--- RECORDS PROVIDED ---

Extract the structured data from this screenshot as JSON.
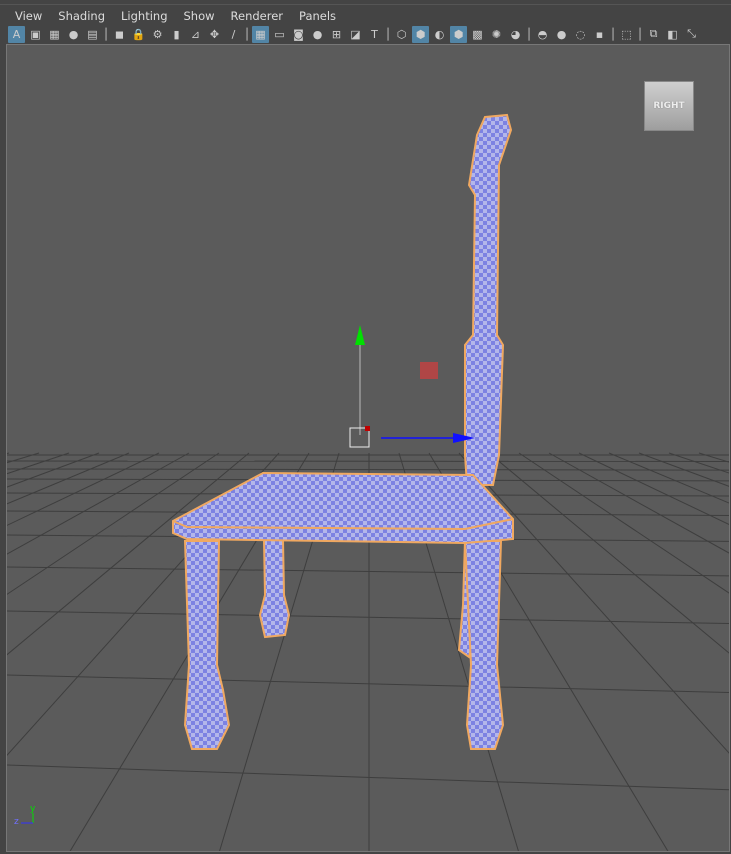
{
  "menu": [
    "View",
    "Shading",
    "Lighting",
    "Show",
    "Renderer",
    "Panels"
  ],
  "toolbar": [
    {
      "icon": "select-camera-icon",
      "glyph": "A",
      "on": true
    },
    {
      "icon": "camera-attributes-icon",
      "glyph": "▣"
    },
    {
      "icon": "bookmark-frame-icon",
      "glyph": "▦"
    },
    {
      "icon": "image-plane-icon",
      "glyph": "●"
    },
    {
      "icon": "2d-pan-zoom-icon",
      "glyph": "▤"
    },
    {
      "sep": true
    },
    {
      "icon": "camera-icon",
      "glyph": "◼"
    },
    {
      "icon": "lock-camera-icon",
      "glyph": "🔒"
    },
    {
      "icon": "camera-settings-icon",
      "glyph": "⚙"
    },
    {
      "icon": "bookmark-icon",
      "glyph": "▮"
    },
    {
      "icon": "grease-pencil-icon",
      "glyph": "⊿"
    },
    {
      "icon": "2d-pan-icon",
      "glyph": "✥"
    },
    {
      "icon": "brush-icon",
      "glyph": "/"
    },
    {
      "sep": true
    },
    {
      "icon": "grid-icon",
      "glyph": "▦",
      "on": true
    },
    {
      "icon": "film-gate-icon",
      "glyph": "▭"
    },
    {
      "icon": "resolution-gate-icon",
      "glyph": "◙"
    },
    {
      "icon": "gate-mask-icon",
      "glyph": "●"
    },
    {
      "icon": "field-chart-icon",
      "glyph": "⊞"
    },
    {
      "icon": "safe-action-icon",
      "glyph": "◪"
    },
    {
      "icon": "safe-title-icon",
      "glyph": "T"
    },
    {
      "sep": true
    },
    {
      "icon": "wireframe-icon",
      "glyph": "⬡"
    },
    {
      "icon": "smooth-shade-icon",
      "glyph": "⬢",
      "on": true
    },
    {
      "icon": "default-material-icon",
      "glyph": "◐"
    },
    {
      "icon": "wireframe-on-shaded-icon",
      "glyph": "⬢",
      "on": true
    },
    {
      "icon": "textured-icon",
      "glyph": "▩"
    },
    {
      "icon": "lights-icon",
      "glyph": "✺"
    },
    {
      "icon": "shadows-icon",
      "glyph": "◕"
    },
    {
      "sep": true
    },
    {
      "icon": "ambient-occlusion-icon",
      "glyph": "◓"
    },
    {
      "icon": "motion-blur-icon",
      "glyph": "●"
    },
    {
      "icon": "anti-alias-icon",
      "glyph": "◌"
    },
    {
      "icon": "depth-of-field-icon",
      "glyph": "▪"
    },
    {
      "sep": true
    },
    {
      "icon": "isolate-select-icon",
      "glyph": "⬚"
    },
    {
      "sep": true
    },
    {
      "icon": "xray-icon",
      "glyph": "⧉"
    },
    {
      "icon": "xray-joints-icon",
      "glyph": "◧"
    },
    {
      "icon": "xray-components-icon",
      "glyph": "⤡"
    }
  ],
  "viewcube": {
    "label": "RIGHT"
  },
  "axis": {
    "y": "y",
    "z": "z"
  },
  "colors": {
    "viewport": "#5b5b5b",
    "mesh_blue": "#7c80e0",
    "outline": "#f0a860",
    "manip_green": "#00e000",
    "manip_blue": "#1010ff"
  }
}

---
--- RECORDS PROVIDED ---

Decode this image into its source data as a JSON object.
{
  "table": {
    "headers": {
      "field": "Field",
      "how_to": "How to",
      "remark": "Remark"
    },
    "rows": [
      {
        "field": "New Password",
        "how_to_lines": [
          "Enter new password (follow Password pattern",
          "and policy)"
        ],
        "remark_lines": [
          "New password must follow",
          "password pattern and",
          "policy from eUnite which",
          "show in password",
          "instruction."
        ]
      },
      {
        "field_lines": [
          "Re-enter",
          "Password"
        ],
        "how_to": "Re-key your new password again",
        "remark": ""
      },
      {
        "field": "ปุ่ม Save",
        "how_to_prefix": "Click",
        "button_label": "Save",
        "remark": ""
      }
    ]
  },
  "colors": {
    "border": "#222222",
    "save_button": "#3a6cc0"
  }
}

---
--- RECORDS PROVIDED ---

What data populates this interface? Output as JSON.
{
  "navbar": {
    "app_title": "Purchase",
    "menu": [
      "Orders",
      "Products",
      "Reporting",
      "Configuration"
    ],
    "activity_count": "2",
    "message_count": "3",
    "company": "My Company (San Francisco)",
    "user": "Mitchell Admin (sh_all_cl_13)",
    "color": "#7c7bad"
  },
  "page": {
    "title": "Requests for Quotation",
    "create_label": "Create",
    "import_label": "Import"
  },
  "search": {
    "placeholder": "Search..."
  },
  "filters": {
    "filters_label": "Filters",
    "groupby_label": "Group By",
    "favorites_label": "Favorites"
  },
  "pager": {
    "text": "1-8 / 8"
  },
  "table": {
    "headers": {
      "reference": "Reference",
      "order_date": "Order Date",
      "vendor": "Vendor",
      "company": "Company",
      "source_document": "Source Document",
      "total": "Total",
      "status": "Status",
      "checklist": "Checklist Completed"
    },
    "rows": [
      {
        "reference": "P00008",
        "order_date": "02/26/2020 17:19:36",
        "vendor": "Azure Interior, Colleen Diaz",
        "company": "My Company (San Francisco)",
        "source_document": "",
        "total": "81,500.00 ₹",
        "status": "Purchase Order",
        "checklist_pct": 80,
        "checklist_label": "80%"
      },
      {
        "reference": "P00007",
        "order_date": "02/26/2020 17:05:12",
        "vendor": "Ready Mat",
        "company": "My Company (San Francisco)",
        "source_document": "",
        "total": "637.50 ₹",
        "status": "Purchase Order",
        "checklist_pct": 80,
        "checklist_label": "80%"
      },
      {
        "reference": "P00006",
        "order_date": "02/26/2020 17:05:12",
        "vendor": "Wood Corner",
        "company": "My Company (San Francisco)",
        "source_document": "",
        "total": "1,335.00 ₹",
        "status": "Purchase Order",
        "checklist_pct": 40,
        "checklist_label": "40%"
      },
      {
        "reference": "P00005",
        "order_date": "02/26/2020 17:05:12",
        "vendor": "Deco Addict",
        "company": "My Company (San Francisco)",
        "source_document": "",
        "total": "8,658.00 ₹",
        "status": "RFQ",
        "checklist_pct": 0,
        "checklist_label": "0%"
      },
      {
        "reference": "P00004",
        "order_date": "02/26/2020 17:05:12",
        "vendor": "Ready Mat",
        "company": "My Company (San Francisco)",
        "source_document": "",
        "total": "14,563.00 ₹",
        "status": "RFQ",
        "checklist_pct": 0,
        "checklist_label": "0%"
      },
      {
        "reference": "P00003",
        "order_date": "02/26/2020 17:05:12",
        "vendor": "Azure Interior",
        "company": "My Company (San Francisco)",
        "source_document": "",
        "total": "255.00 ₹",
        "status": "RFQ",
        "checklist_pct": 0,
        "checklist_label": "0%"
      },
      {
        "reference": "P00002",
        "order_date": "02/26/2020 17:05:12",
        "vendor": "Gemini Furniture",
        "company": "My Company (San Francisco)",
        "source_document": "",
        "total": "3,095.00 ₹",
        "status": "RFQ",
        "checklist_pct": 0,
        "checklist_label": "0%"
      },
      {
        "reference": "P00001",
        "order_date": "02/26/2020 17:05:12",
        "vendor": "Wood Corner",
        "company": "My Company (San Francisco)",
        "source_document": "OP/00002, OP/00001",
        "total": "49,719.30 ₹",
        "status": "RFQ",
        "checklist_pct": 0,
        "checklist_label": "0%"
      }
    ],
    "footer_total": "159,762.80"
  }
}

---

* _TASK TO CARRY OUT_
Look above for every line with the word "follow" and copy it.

* _SOLVED EXERCISE_
          "Enter new password (follow Password pattern",
          "New password must follow",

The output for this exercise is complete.